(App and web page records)

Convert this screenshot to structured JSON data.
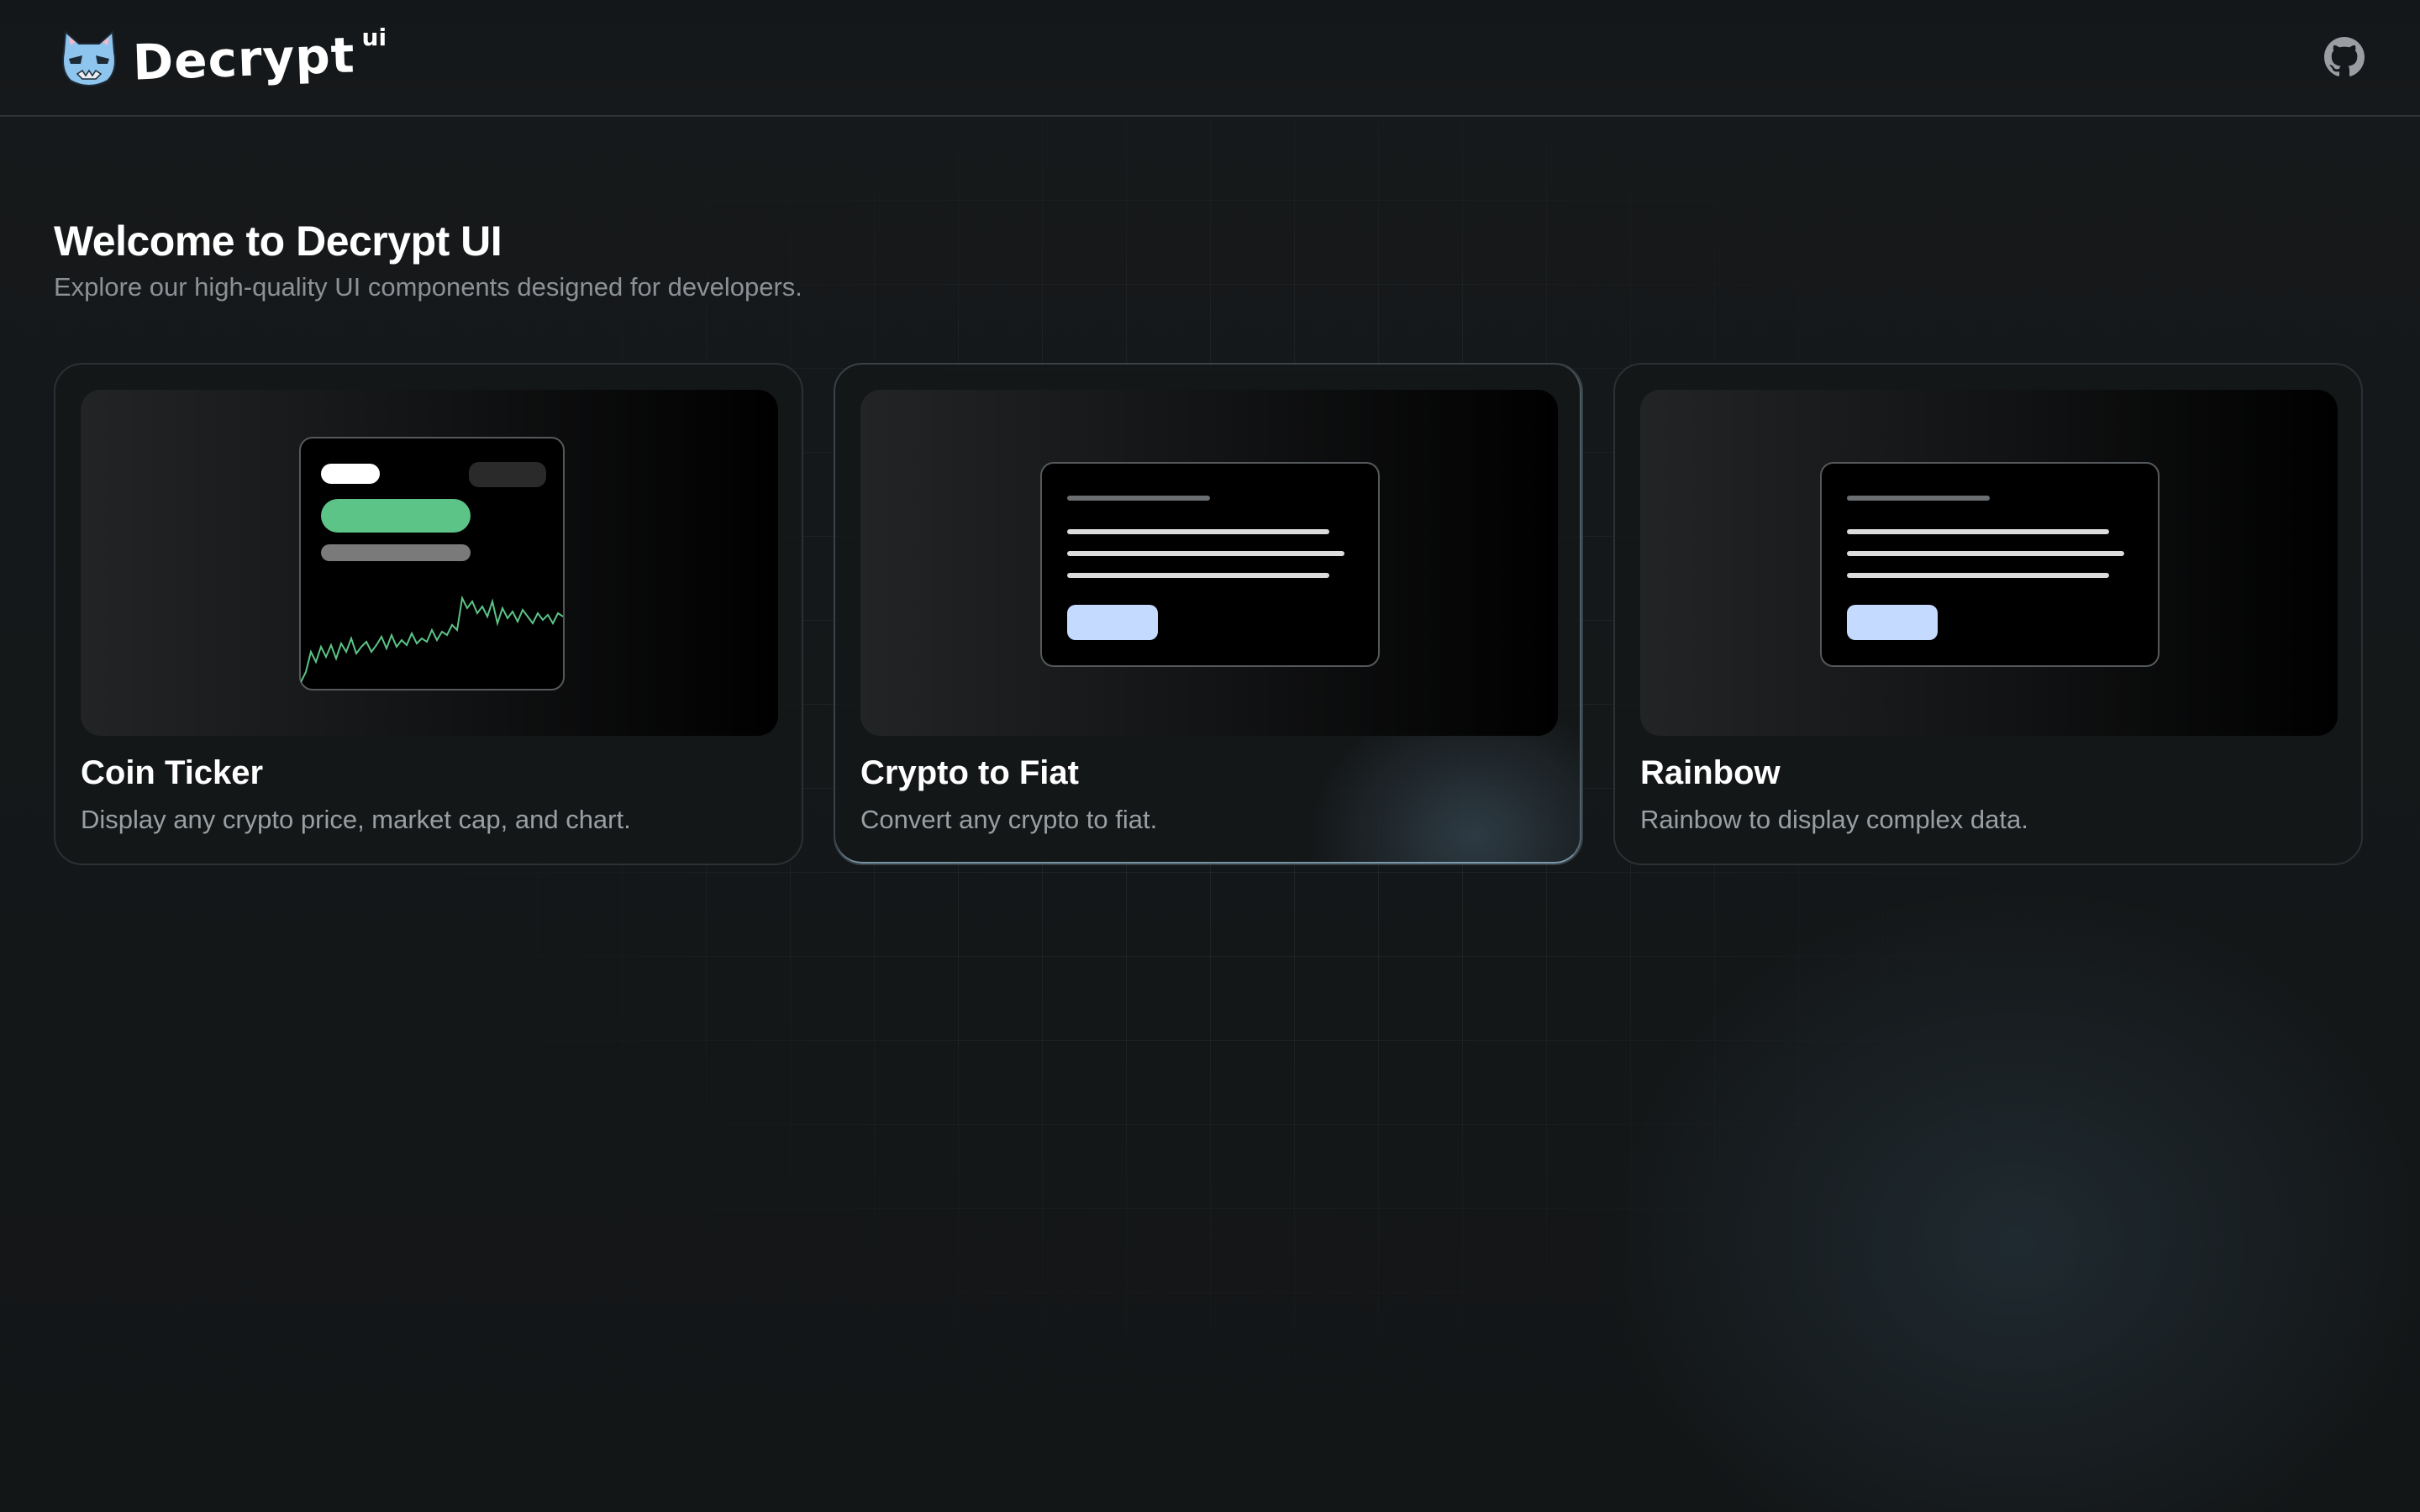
{
  "header": {
    "logo_text": "Decrypt",
    "logo_sup": "ui",
    "logo_icon": "cat-mascot-icon",
    "github_icon": "github-icon"
  },
  "hero": {
    "title": "Welcome to Decrypt UI",
    "subtitle": "Explore our high-quality UI components designed for developers."
  },
  "cards": [
    {
      "title": "Coin Ticker",
      "description": "Display any crypto price, market cap, and chart.",
      "preview": "coin-ticker-preview"
    },
    {
      "title": "Crypto to Fiat",
      "description": "Convert any crypto to fiat.",
      "preview": "converter-preview"
    },
    {
      "title": "Rainbow",
      "description": "Rainbow to display complex data.",
      "preview": "rainbow-preview"
    }
  ],
  "colors": {
    "accent_green": "#5cc487",
    "accent_blue": "#c5daff",
    "background": "#131617"
  }
}
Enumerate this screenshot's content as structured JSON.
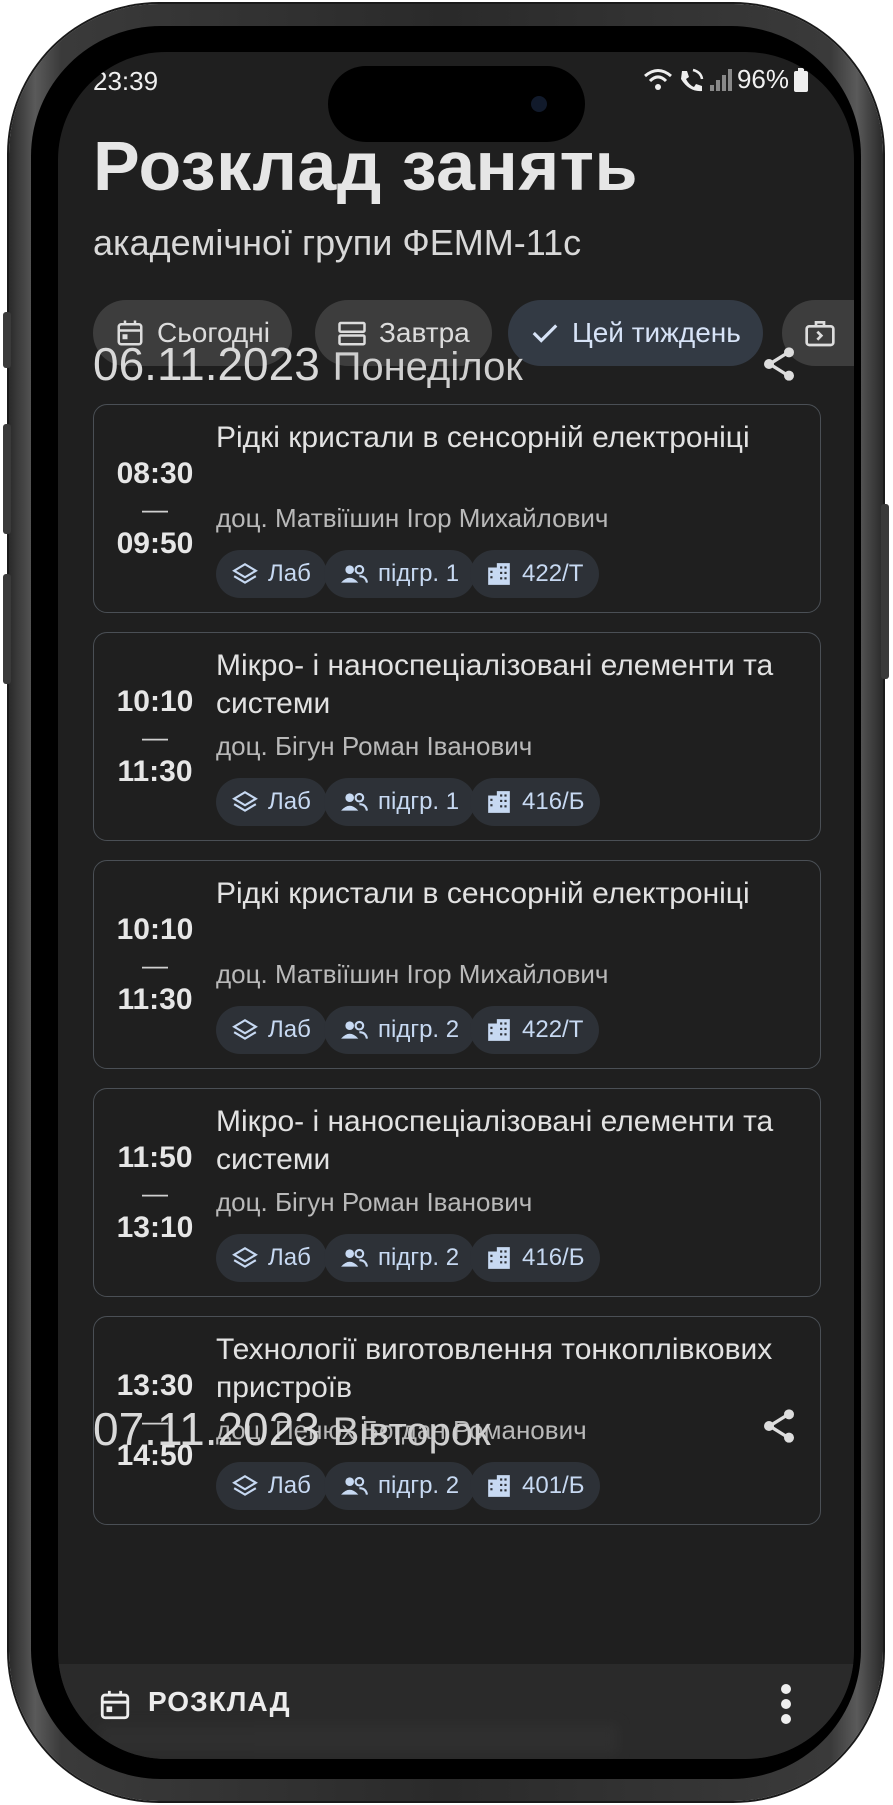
{
  "status_bar": {
    "time": "23:39",
    "battery": "96%"
  },
  "header": {
    "title": "Розклад занять",
    "subtitle": "академічної групи ФЕММ-11с"
  },
  "filters": [
    {
      "label": "Сьогодні",
      "icon": "calendar-today-icon",
      "selected": false
    },
    {
      "label": "Завтра",
      "icon": "view-agenda-icon",
      "selected": false
    },
    {
      "label": "Цей тиждень",
      "icon": "check-icon",
      "selected": true
    },
    {
      "label": "",
      "icon": "briefcase-arrow-icon",
      "selected": false
    }
  ],
  "days": [
    {
      "date": "06.11.2023",
      "weekday": "Понеділок",
      "lessons": [
        {
          "start": "08:30",
          "end": "09:50",
          "subject": "Рідкі кристали в сенсорній електроніці",
          "teacher": "доц. Матвіїшин Ігор Михайлович",
          "type": "Лаб",
          "subgroup": "підгр. 1",
          "room": "422/Т"
        },
        {
          "start": "10:10",
          "end": "11:30",
          "subject": "Мікро- і наноспеціалізовані елементи та системи",
          "teacher": "доц. Бігун Роман Іванович",
          "type": "Лаб",
          "subgroup": "підгр. 1",
          "room": "416/Б"
        },
        {
          "start": "10:10",
          "end": "11:30",
          "subject": "Рідкі кристали в сенсорній електроніці",
          "teacher": "доц. Матвіїшин Ігор Михайлович",
          "type": "Лаб",
          "subgroup": "підгр. 2",
          "room": "422/Т"
        },
        {
          "start": "11:50",
          "end": "13:10",
          "subject": "Мікро- і наноспеціалізовані елементи та системи",
          "teacher": "доц. Бігун Роман Іванович",
          "type": "Лаб",
          "subgroup": "підгр. 2",
          "room": "416/Б"
        },
        {
          "start": "13:30",
          "end": "14:50",
          "subject": "Технології виготовлення тонкоплівкових пристроїв",
          "teacher": "доц. Пенюх Богдан Романович",
          "type": "Лаб",
          "subgroup": "підгр. 2",
          "room": "401/Б"
        }
      ]
    },
    {
      "date": "07.11.2023",
      "weekday": "Вівторок",
      "lessons": []
    }
  ],
  "bottom_bar": {
    "label": "РОЗКЛАД"
  },
  "colors": {
    "background": "#1f1f1f",
    "chip_selected": "#333a44",
    "accent": "#c7d9f2",
    "card_border": "#4a4f55"
  }
}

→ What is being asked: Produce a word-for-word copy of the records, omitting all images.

→ Solution for this problem:
Convert this screenshot to structured JSON data.
{
  "header": {
    "logo_text": "Decrypt",
    "logo_sup": "ui",
    "logo_icon": "cat-mascot-icon",
    "github_icon": "github-icon"
  },
  "hero": {
    "title": "Welcome to Decrypt UI",
    "subtitle": "Explore our high-quality UI components designed for developers."
  },
  "cards": [
    {
      "title": "Coin Ticker",
      "description": "Display any crypto price, market cap, and chart.",
      "preview": "coin-ticker-preview"
    },
    {
      "title": "Crypto to Fiat",
      "description": "Convert any crypto to fiat.",
      "preview": "converter-preview"
    },
    {
      "title": "Rainbow",
      "description": "Rainbow to display complex data.",
      "preview": "rainbow-preview"
    }
  ],
  "colors": {
    "accent_green": "#5cc487",
    "accent_blue": "#c5daff",
    "background": "#131617"
  }
}
Enumerate this screenshot's content as structured JSON.
{
  "status_bar": {
    "time": "23:39",
    "battery": "96%"
  },
  "header": {
    "title": "Розклад занять",
    "subtitle": "академічної групи ФЕММ-11с"
  },
  "filters": [
    {
      "label": "Сьогодні",
      "icon": "calendar-today-icon",
      "selected": false
    },
    {
      "label": "Завтра",
      "icon": "view-agenda-icon",
      "selected": false
    },
    {
      "label": "Цей тиждень",
      "icon": "check-icon",
      "selected": true
    },
    {
      "label": "",
      "icon": "briefcase-arrow-icon",
      "selected": false
    }
  ],
  "days": [
    {
      "date": "06.11.2023",
      "weekday": "Понеділок",
      "lessons": [
        {
          "start": "08:30",
          "end": "09:50",
          "subject": "Рідкі кристали в сенсорній електроніці",
          "teacher": "доц. Матвіїшин Ігор Михайлович",
          "type": "Лаб",
          "subgroup": "підгр. 1",
          "room": "422/Т"
        },
        {
          "start": "10:10",
          "end": "11:30",
          "subject": "Мікро- і наноспеціалізовані елементи та системи",
          "teacher": "доц. Бігун Роман Іванович",
          "type": "Лаб",
          "subgroup": "підгр. 1",
          "room": "416/Б"
        },
        {
          "start": "10:10",
          "end": "11:30",
          "subject": "Рідкі кристали в сенсорній електроніці",
          "teacher": "доц. Матвіїшин Ігор Михайлович",
          "type": "Лаб",
          "subgroup": "підгр. 2",
          "room": "422/Т"
        },
        {
          "start": "11:50",
          "end": "13:10",
          "subject": "Мікро- і наноспеціалізовані елементи та системи",
          "teacher": "доц. Бігун Роман Іванович",
          "type": "Лаб",
          "subgroup": "підгр. 2",
          "room": "416/Б"
        },
        {
          "start": "13:30",
          "end": "14:50",
          "subject": "Технології виготовлення тонкоплівкових пристроїв",
          "teacher": "доц. Пенюх Богдан Романович",
          "type": "Лаб",
          "subgroup": "підгр. 2",
          "room": "401/Б"
        }
      ]
    },
    {
      "date": "07.11.2023",
      "weekday": "Вівторок",
      "lessons": []
    }
  ],
  "bottom_bar": {
    "label": "РОЗКЛАД"
  },
  "colors": {
    "background": "#1f1f1f",
    "chip_selected": "#333a44",
    "accent": "#c7d9f2",
    "card_border": "#4a4f55"
  }
}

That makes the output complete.